How Much Do Car Accident Settlements Generally Yield?
Although a car accident settlement figure largely depends on a variety factors, generally speaking car accident victims settle for between $40,000 and $42,000. Those who are involved in truck accidents settle for a similar amount, but those who are involved in motorcycle accidents tend to settle for much more ($60,000). The reason why motorcycle accidents have higher settlement figures is because these are usually associated with more severe injuries. And just because the average settlement figure is $40,000 doesn’t mean this is what you’re going to take home, but more on that later.
What Are Some Settlement Negotiating Do’s and Don’ts
Negotiating a settlement can be a big win or a big loss depending on how you approach it. Here are some do’s and don’t to keep in mind:
Don’t Answer Questions Without a Lawyer Present

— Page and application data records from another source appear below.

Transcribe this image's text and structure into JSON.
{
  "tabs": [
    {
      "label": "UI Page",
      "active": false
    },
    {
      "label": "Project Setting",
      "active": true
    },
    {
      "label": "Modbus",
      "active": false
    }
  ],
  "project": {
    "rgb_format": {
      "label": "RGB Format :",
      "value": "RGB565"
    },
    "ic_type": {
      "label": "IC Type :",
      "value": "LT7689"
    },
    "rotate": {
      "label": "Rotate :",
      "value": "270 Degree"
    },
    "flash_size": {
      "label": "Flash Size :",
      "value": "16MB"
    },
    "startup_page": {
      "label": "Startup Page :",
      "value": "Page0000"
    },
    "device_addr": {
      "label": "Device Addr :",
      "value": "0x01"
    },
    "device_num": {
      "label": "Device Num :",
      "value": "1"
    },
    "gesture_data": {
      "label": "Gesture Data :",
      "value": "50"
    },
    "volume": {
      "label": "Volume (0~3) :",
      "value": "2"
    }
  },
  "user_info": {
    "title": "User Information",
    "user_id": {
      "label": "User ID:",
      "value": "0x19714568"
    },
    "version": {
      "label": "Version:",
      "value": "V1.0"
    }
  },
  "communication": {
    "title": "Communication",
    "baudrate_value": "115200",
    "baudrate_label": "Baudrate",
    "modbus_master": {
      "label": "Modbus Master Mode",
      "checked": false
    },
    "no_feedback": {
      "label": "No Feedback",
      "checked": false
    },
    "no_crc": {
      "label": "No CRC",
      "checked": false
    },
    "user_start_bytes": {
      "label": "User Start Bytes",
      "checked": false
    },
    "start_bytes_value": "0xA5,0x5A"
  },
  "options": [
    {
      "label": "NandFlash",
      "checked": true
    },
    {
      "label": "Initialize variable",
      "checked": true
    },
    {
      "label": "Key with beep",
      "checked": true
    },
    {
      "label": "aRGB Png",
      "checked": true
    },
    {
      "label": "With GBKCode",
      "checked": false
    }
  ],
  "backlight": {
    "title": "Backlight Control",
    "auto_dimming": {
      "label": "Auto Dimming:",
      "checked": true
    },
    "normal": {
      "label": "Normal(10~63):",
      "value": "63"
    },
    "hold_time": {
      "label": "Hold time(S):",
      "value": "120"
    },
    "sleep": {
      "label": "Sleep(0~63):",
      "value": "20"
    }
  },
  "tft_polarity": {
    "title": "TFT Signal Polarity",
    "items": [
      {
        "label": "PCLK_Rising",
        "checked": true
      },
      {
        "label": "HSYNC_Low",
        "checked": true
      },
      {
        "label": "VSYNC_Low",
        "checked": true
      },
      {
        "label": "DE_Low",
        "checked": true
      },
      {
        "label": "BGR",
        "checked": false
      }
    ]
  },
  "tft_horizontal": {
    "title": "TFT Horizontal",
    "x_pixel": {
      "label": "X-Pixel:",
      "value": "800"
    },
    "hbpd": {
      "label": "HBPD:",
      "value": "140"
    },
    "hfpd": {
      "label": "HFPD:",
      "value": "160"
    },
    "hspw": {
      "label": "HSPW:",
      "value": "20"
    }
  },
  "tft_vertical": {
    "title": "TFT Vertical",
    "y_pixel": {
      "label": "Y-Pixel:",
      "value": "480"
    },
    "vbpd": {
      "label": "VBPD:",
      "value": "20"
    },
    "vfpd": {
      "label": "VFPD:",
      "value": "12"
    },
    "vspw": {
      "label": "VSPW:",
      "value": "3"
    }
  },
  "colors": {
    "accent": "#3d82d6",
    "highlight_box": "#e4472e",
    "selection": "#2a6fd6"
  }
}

You should never talk to involved insurance providers without a car accident lawyer present. You should even be skeptical when talking to your own insurance provider. One wrong statement could preclude you from seeking a fair amount in compensation, or you could preclude yourself from seeking compensation altogether. A lawyer will make sure you speak tactfully and only tell the insurance providers what they need to know—nothing more.
Don’t Take a Low-Ball Settlement
It’s common for insurance companies to offer low-ball settlements to car accident victims. You shouldn’t take one even if you want to settle the claim fast. If you settle too soon, and you develop injuries later on that force you to get expensive treatments and long-term care, you won’t be able to sue at-fault parties because of the settlement you agreed on earlier.
Don’t Come With an Unrealistically High Figure
You should refrain from coming to the negotiating table with an unrealistically high figure. Doing so may tell the insurance company that you’re not serious, and they may just walk away from the table and wait for you to cave. If you take an at-fault party to court and demand a high figure, it’s likely a jury won’t grant you this, so it’s best to stay realistic.
Don’t Be Afraid to Take Things to Court
Don’t be afraid to take things to court if a settlement can be reached. Although most car accident claims get resolved out of the courtroom, there are times when taking a claim to court is necessary. If an insurance provider refuses to pay you what you’re owed or they’re not acting in good faith, formal legal proceedings may be needed to yield a conclusion.
Who Gets Paid From Your Settlement?
After you receive a settlement, the first person who gets paid is your lawyer. Then from the remainder, you have to pay your health insurance provider if they covered some of the treatment costs. If you have a lien against you from a medical provider, they’ll have to be compensated as well. After all parties that helped you achieve the successful outcome have been paid, the remainder is yours.
We understand that hiring a car accident lawyer can be a challenging task nowadays. That’s why we set out to simplify the process. Just call 1-800-HURT-511 when you need to speak with a highly qualified, multilingual, and experienced lawyer. The lawyers we work with have secured over $1 billion for their clients over the years.
Call 1-800-HURT-511 now, as you may be running out of time!